--- Task data ---

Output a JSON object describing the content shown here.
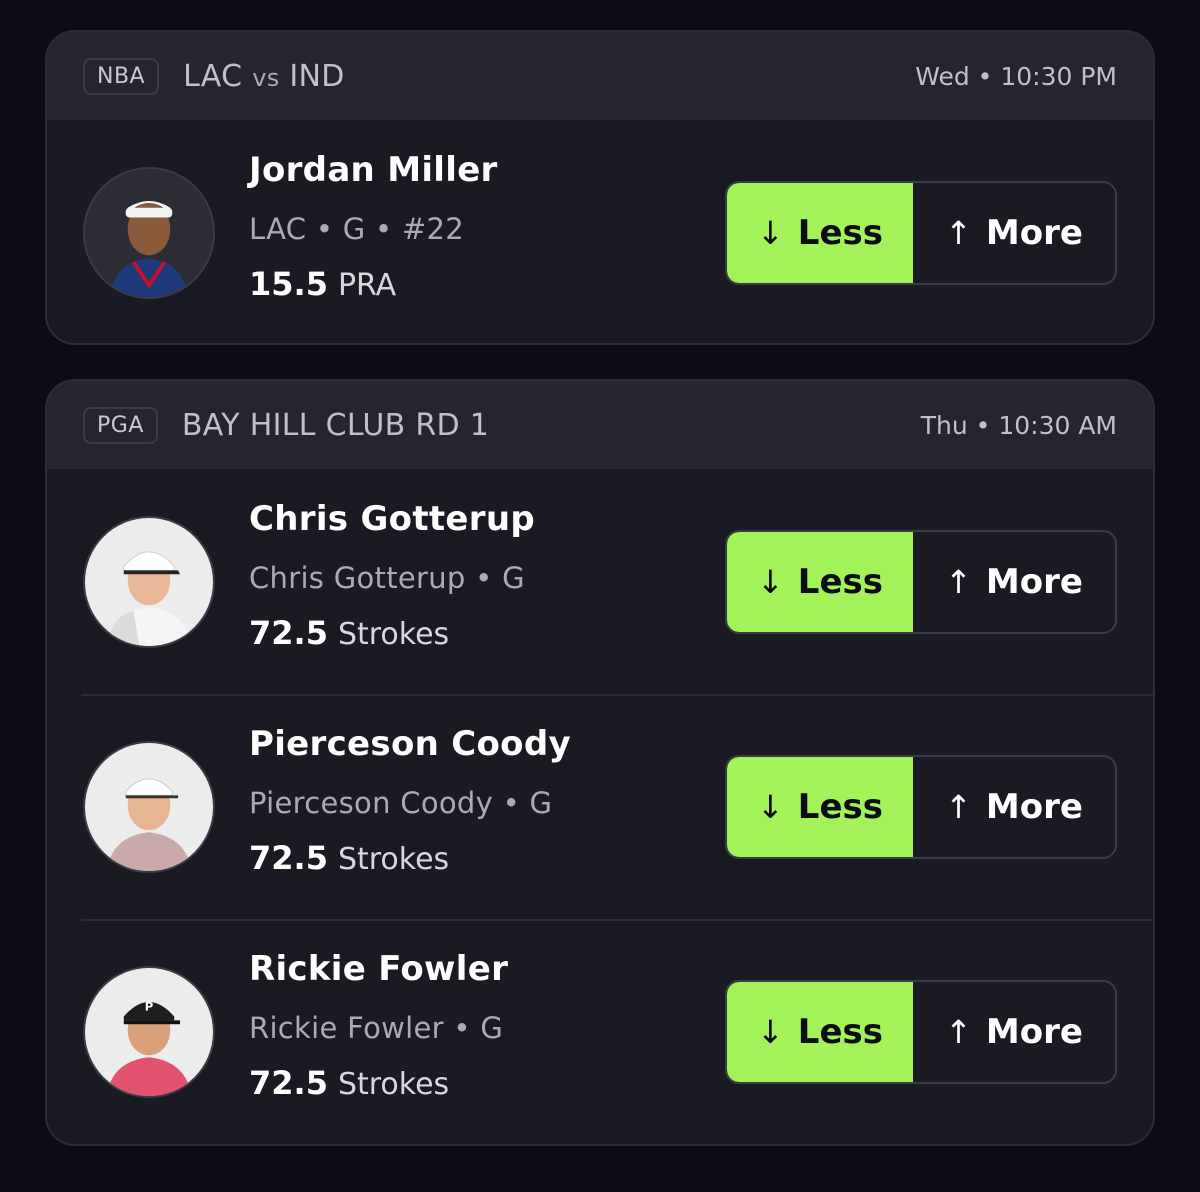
{
  "cards": [
    {
      "league": "NBA",
      "matchup_home": "LAC",
      "matchup_vs": "vs",
      "matchup_away": "IND",
      "time": "Wed • 10:30 PM",
      "players": [
        {
          "name": "Jordan Miller",
          "meta": "LAC • G • #22",
          "line": "15.5",
          "stat": "PRA",
          "less_label": "Less",
          "more_label": "More",
          "less_icon": "arrow-down-icon",
          "more_icon": "arrow-up-icon"
        }
      ]
    },
    {
      "league": "PGA",
      "matchup_title": "BAY HILL CLUB RD 1",
      "time": "Thu • 10:30 AM",
      "players": [
        {
          "name": "Chris Gotterup",
          "meta": "Chris Gotterup • G",
          "line": "72.5",
          "stat": "Strokes",
          "less_label": "Less",
          "more_label": "More"
        },
        {
          "name": "Pierceson Coody",
          "meta": "Pierceson Coody • G",
          "line": "72.5",
          "stat": "Strokes",
          "less_label": "Less",
          "more_label": "More"
        },
        {
          "name": "Rickie Fowler",
          "meta": "Rickie Fowler • G",
          "line": "72.5",
          "stat": "Strokes",
          "less_label": "Less",
          "more_label": "More"
        }
      ]
    }
  ],
  "colors": {
    "background": "#0b0c14",
    "card": "#1a1b22",
    "header": "#24252d",
    "accent_less": "#a3f25a",
    "text_muted": "#a9aab3"
  },
  "glyphs": {
    "down_arrow": "↓",
    "up_arrow": "↑"
  }
}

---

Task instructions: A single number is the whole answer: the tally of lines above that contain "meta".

Answer to this problem: 4